An employee attending a medical appointment is no more disabled from performing the essential functions of his/her job than someone getting a haircut. Entitlement to temporary disability requires a medical certification from the physician to indicate the employee is unable to perform the essential functions of the job, or the employee has work restrictions which cannot be accommodated on a temporary basis. Without medical certification of inability to work, there is no entitlement to temporary disability or Labor Code §4850 benefits.
In 2004, this common-sense application of the law was clearly upheld in Kenneth Ward v. WCAB, County of San Joaquin/Sheriff’s Department. This case is on point for the particular issue facing the County, and it is a published and binding Third District Court of Appeals decision.
In Ward v. WCAB, a deputy sheriff claimed entitlement to Labor Code §4850 benefits for the time lost to attend medical appointments. The deputy was not temporarily disabled from work since the employer provided modified duty.
To quote the Court: “…during the period he missed from work for medical appointments, applicant had returned to work on “full shift,” thus restoring his earning capacity and eliminating the income replacement rationale underlying TDI [temporary disability income].”

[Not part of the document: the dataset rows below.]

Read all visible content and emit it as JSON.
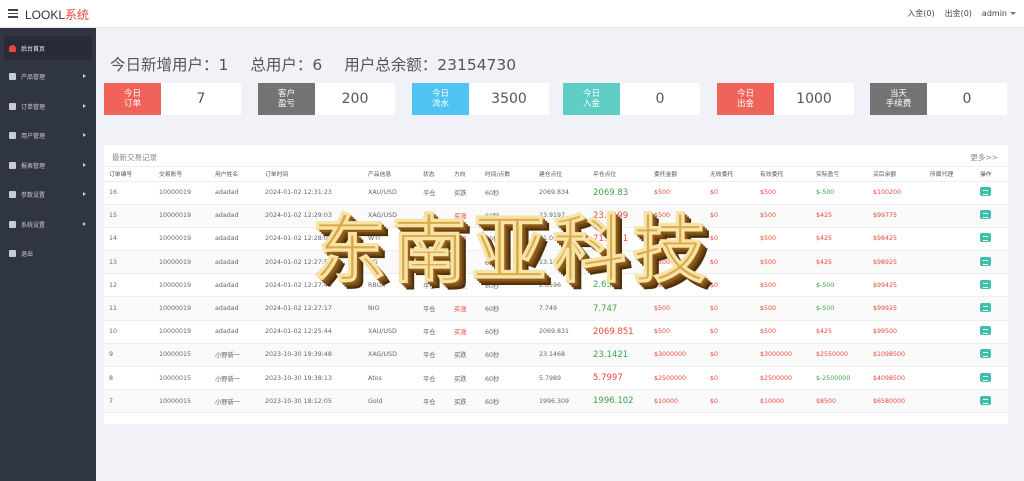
{
  "header": {
    "brand_a": "LOOKL",
    "brand_b": "系统",
    "deposit": "入金(0)",
    "withdraw": "出金(0)",
    "user": "admin"
  },
  "sidebar": {
    "items": [
      {
        "label": "后台首页",
        "icon": "dashboard-icon",
        "active": true
      },
      {
        "label": "产品管理",
        "icon": "bitcoin-icon"
      },
      {
        "label": "订单管理",
        "icon": "order-icon"
      },
      {
        "label": "用户管理",
        "icon": "user-icon"
      },
      {
        "label": "报表管理",
        "icon": "report-icon"
      },
      {
        "label": "参数设置",
        "icon": "gear-icon"
      },
      {
        "label": "系统设置",
        "icon": "gears-icon"
      },
      {
        "label": "退出",
        "icon": "logout-icon"
      }
    ]
  },
  "summary": {
    "new_users": "今日新增用户：1",
    "total_users": "总用户：6",
    "total_balance": "用户总余额：23154730"
  },
  "cards": [
    {
      "label": "今日\n订单",
      "value": "7",
      "color": "#f0635a"
    },
    {
      "label": "客户\n盈亏",
      "value": "200",
      "color": "#737373"
    },
    {
      "label": "今日\n流水",
      "value": "3500",
      "color": "#4fc3f1"
    },
    {
      "label": "今日\n入金",
      "value": "0",
      "color": "#5ecdc4"
    },
    {
      "label": "今日\n出金",
      "value": "1000",
      "color": "#f0635a"
    },
    {
      "label": "当天\n手续费",
      "value": "0",
      "color": "#737373"
    }
  ],
  "panel": {
    "title": "最新交易记录",
    "more": "更多>>"
  },
  "table": {
    "columns": [
      "订单编号",
      "交易账号",
      "用户姓名",
      "订单时间",
      "产品信息",
      "状态",
      "方向",
      "时间/点数",
      "建仓点位",
      "平仓点位",
      "委托金额",
      "无效委托",
      "有效委托",
      "实际盈亏",
      "买后余额",
      "所属代理",
      "操作"
    ],
    "rows": [
      [
        "16",
        "10000019",
        "adadad",
        "2024-01-02 12:31:23",
        "XAU/USD",
        "平仓",
        "买跌",
        "60秒",
        "2069.834",
        "2069.83",
        "$500",
        "$0",
        "$500",
        "$-500",
        "$100200",
        "",
        ""
      ],
      [
        "15",
        "10000019",
        "adadad",
        "2024-01-02 12:29:03",
        "XAG/USD",
        "平仓",
        "买涨",
        "60秒",
        "23.9197",
        "23.9199",
        "$500",
        "$0",
        "$500",
        "$425",
        "$99775",
        "",
        ""
      ],
      [
        "14",
        "10000019",
        "adadad",
        "2024-01-02 12:28:08",
        "WTI",
        "平仓",
        "买涨",
        "60秒",
        "71.0968",
        "71.0971",
        "$500",
        "$0",
        "$500",
        "$425",
        "$98425",
        "",
        ""
      ],
      [
        "13",
        "10000019",
        "adadad",
        "2024-01-02 12:27:50",
        "HG",
        "平仓",
        "买跌",
        "60秒",
        "13.1207",
        "13.1009",
        "$500",
        "$0",
        "$500",
        "$425",
        "$98925",
        "",
        ""
      ],
      [
        "12",
        "10000019",
        "adadad",
        "2024-01-02 12:27:40",
        "RBOX",
        "平仓",
        "买跌",
        "60秒",
        "2.6596",
        "2.6557",
        "$500",
        "$0",
        "$500",
        "$-500",
        "$99425",
        "",
        ""
      ],
      [
        "11",
        "10000019",
        "adadad",
        "2024-01-02 12:27:17",
        "NIO",
        "平仓",
        "买涨",
        "60秒",
        "7.749",
        "7.747",
        "$500",
        "$0",
        "$500",
        "$-500",
        "$99925",
        "",
        ""
      ],
      [
        "10",
        "10000019",
        "adadad",
        "2024-01-02 12:25:44",
        "XAU/USD",
        "平仓",
        "买涨",
        "60秒",
        "2069.831",
        "2069.851",
        "$500",
        "$0",
        "$500",
        "$425",
        "$99500",
        "",
        ""
      ],
      [
        "9",
        "10000015",
        "小野新一",
        "2023-10-30 19:39:48",
        "XAG/USD",
        "平仓",
        "买跌",
        "60秒",
        "23.1468",
        "23.1421",
        "$3000000",
        "$0",
        "$3000000",
        "$2550000",
        "$1098500",
        "",
        ""
      ],
      [
        "8",
        "10000015",
        "小野新一",
        "2023-10-30 19:38:13",
        "Atos",
        "平仓",
        "买跌",
        "60秒",
        "5.7989",
        "5.7997",
        "$2500000",
        "$0",
        "$2500000",
        "$-2500000",
        "$4098500",
        "",
        ""
      ],
      [
        "7",
        "10000015",
        "小野新一",
        "2023-10-30 18:12:05",
        "Gold",
        "平仓",
        "买跌",
        "60秒",
        "1996.309",
        "1996.102",
        "$10000",
        "$0",
        "$10000",
        "$8500",
        "$6580000",
        "",
        ""
      ]
    ]
  },
  "watermark": {
    "text": "东南亚科技"
  }
}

Employers may elect to provide broader benefits than those required by statute. An agency’s policies, practices, memoranda of understanding (MOU), or collective bargaining agreements (CBA) may provide that employees are to be paid for time off to attend medical appointments. It is important that this benefit be administered fairly and without discrimination. An agency paying time off for medical appointments should provide that same benefit to sworn employees eligible for §4850 benefits, and should not count the time taken as §4850 salary continuation. An agency contemplating any change in its practices should confer with its labor and employment attorney to ensure consistent and equitable employment practices.
Please be advised that if an agency elects to pay an employee for time off to attend medical appointments, the California JPIA’s Memorandum of Workers’ Compensation Coverage (WCMOC) will not reimburse the agency for this benefit.
For more information, please contact Diana Rich, Workers’ Compensation Program Manager, at (562) 467-8707 or email@example.com.
Risk Management Solutions
UPDATE: Independent Contractors and Background Checks (Live Scan)
by Bob May, Senior Risk Consultant
In the 2011 Spring/Summer edition of The Authority newsletter, the Authority provided guidance on conducting background checks (in compliance with California Public Resources Code 5164) through the Department of Justice’s Live Scan program. The article recommended members discontinue Live Scan for independent contractors as there is no statutory basis for the practice. Further, it was recommended member agencies modify their contracts with independent contractors by including provisions stating the independent contractors should submit their fingerprints via Live Scan and obtain criminal background checks on their own and provide the background information directly to the member agency.
Since that guidance was published, certain Penal Code sections may indicate that obtaining someone’s background results without proper authority may in fact violate the Penal Code and breach confidentiality regulations. That said, the Authority is seeking an opinion from the Attorney General’s Office on how agencies are to comply with Public Recourses Code 5164 without violating the Penal Code for independent contractors.
The Authority will provide updated information in The Authority newsletter as it becomes available.< Back to Full Issue Print Article